By Chris Matthews
The numbers :The University of Michigan’s gauge of consumer sentiment fell to a final January reading of 67.2 , down from an initial reading of 68.8, and well below December’s number of 70.6. Friday’s figure represents the lowest level of consumer sentiment since November of 2011.
Economists were expecting a reading of 68.5, according to a Wall Street Journal poll.
Key details : Expectations for inflation over the next year were 4.9% from December’s expectation of 4.8% , while inflation expectations over five years rose to a ten-year high of 3.1%.
A gauge of consumer’s views of current conditions fell to 72 in January from 74.2 in November, while an indicator of expectations fell to 64.1 from 68.3 in the previous month.
Big picture : Despite rapid job growth, consumers — especially those at the lower end of the income spectrum — feel that they are falling further behind as the result of persistently high inflation.
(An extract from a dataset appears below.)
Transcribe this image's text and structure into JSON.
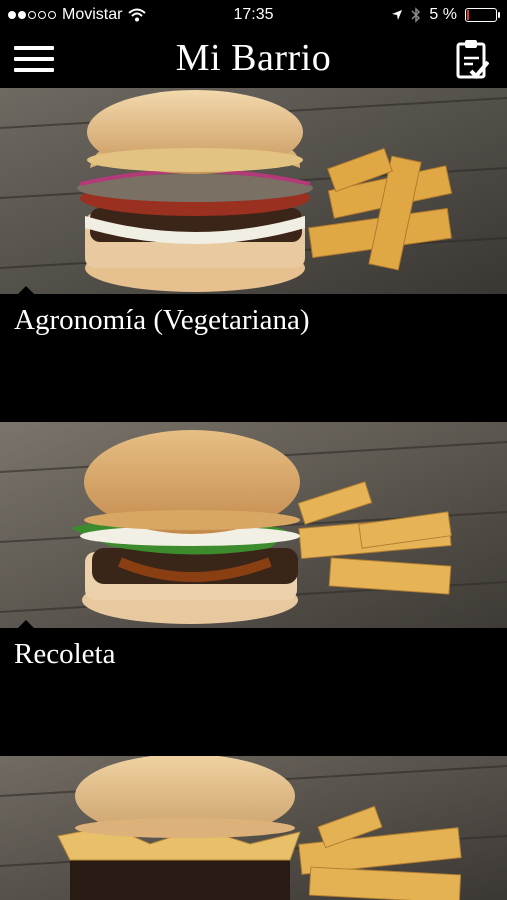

What UMich said : Richard Curtin, the survey’s chief economist said that the continued slump in confidence was triggered at first by the delta and omicron waves of the COVID virus, but that the inflationary effects of the virus and mitigation efforts “have become independent forces shaping sentiment.”
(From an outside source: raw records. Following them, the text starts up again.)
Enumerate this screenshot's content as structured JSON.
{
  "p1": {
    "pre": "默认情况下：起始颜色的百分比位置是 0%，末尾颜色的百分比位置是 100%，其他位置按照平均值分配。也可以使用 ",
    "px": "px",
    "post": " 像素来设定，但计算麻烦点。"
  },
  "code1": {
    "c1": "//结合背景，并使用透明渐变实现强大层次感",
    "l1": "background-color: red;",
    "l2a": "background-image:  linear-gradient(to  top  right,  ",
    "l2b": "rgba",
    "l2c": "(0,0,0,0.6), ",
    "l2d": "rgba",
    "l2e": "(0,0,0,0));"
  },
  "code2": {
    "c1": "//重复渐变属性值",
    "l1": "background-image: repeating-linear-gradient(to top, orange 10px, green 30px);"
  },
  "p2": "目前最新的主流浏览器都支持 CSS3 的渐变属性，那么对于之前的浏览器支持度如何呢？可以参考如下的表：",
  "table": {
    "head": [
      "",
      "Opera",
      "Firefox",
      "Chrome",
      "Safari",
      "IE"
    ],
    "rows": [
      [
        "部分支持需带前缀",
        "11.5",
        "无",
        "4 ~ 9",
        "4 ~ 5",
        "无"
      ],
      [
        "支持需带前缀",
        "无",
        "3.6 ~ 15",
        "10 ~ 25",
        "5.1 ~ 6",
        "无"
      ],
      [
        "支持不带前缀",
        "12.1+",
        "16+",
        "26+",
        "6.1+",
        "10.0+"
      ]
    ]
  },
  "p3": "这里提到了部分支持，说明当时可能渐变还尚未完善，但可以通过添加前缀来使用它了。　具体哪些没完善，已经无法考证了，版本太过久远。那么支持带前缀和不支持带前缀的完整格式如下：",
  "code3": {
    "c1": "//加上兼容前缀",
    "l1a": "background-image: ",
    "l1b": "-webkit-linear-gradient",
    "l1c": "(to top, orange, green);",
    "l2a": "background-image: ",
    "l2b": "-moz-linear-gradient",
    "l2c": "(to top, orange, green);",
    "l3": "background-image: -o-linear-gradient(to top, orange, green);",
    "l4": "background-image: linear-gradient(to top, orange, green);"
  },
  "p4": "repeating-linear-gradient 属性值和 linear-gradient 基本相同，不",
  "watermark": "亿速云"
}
“While supply chains and essential workers have sparked the initial increases in prices and wages, a wage-price spiral that has subsequently developed is no longer tied to those precipitating conditions,” he added. “Household spending had been supported by an extraordinary pace of rising home and stock prices that is likely to turn negative in the year ahead. Overall confidence in government economic policies is at its lowest level since 2014, and the major geopolitical risks may add to the pandemic active confrontations with other countries.”
Market reaction : stocks were trending lower Friday morning, with the S&P 500 index (S&P:SPX) and the Dow Jones Industrial Average (DOW:DJIA) both losing ground.